The Department of Homeland Security’s Science and Technology Directorate (DHS/S&T), working with researchers at Sandia, is developing a new software architecture that will help emergency incident planners and responders from around the country more effectively use and integrate advanced simulation models.

The software package, known as the Standard Unified Modeling, Mapping & Integration Toolkit (SUMMIT),  will help a range of exercise professionals from the federal, regional, and local levels tap into existing models to ensure consistency, accuracy, and robustness when exercise scenarios are developed and played out.
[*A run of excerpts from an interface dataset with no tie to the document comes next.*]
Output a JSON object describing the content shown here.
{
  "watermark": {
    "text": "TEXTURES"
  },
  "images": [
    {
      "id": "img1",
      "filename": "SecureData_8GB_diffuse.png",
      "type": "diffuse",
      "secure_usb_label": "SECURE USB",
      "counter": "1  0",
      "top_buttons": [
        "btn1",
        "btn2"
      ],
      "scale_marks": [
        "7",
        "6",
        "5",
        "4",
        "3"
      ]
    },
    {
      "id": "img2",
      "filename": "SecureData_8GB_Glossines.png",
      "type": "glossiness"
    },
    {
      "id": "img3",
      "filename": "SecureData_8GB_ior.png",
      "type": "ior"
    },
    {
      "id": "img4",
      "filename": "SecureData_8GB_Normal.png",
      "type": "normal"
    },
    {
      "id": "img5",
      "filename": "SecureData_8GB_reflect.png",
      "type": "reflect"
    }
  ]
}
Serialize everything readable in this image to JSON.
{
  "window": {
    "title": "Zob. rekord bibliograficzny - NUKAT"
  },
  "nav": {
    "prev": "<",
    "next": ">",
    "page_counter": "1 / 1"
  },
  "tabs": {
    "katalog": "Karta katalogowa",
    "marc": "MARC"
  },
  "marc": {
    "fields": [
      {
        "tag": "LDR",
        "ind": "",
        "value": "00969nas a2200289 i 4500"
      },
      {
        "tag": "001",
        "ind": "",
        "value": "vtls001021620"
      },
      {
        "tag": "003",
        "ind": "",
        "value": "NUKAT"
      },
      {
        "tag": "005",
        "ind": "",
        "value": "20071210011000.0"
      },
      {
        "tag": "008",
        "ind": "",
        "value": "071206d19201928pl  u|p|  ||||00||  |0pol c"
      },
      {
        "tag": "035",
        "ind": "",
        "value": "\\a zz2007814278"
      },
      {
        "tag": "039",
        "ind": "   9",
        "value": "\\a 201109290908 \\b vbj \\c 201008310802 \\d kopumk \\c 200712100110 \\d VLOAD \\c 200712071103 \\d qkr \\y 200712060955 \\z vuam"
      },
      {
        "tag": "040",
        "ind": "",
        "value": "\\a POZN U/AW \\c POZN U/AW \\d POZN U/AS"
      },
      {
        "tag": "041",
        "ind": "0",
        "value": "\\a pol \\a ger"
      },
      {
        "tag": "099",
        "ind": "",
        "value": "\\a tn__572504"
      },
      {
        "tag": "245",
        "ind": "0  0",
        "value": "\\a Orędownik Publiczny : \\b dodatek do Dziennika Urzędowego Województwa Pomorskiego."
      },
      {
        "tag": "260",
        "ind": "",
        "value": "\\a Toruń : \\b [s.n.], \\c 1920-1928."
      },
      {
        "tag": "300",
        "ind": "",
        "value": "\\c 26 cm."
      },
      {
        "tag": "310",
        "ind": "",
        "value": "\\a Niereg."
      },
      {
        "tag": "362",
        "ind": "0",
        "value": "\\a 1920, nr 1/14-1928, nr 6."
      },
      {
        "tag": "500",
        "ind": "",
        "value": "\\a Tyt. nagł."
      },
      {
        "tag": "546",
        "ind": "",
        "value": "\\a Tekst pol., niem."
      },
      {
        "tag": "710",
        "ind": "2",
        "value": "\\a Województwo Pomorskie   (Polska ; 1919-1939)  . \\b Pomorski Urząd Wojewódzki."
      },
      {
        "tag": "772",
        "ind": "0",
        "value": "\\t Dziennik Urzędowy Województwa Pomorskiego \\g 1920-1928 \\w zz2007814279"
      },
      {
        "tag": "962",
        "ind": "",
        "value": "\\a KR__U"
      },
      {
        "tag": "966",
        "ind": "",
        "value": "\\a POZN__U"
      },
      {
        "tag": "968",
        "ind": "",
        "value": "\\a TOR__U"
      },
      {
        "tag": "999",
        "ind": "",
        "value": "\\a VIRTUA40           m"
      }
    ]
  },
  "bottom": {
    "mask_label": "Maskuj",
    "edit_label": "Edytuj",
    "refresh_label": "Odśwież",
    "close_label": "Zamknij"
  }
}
Work on SUMMIT is the central focus of the DHS-directed Integrated Modeling, Mapping, and Simulation (IMMS) project, now in its second year.

SUMMIT is not a new modeling or simulation tool, but raher is meant to take advantage of the significant investments that DHS and others have made throughout the years, explains Jalal Mapar, the DHS/S&T program manager.

“The departments of Energy, Defense, and Homeland Security — among others — already do a lot of modeling and simulation,” says Jalal. “What is urgently needed, then, is not a whole new set of models, but an easy and user-friendly way to access and link together the most appropriate models for a given emergency drill.”

Though current modeling tools are effective on their own, says Jalal, they all incorporate different assumptions that currently require a large amount of time, resources, and human effort to properly synchronize each model’s output.

For instance, an exercise scenario might involve an improvised nuclear device blast in a large midwestern American city. The exercise planners, in order to create the most accurate and effective scenario, need to know details on the device, blast effects, numbers of immediate casualties, information on damaged buildings and infrastructure, radiation exposure to citizens, and other key pieces of information. While current models exist to provide the information in piecemeal fashion, there is no automated method for sharing information among the various models.

“You can’t really calculate infrastructure impact until you know the technical details of the blast,” says IMMS principal investigator Karim Mahrous (8116), pointing out the dilemma in having separate data sets that don’t “talk” to one another. “We need a technical solution for linking the models together instead of having humans do the expensive and time-consuming interpretation themselves.”

SUMMIT, says Karim, does not require exercise planners and participants to be experts in modeling and simulation. Instead, they merely would input the information they need for a particular scenario, and then allow SUMMIT to process the information.

“With minimal user input, the system links to the appropriate models, takes the information the planner has given it, pushes it out to the models in the proper format, does any necessary translations to make sure everything is consistent, then brings back an integrated story that can be used in the exercise,” Karim says. The SUMMIT system will work with as few as two models, or it could involve many. “It will be largely invisible to the user,” says Karim.

The broader goal, says Jalal, is to make the SUMMIT capability a pervasive part of preparedness and response for emergency managers, responders, and exercise teams in federal, state, and local governments.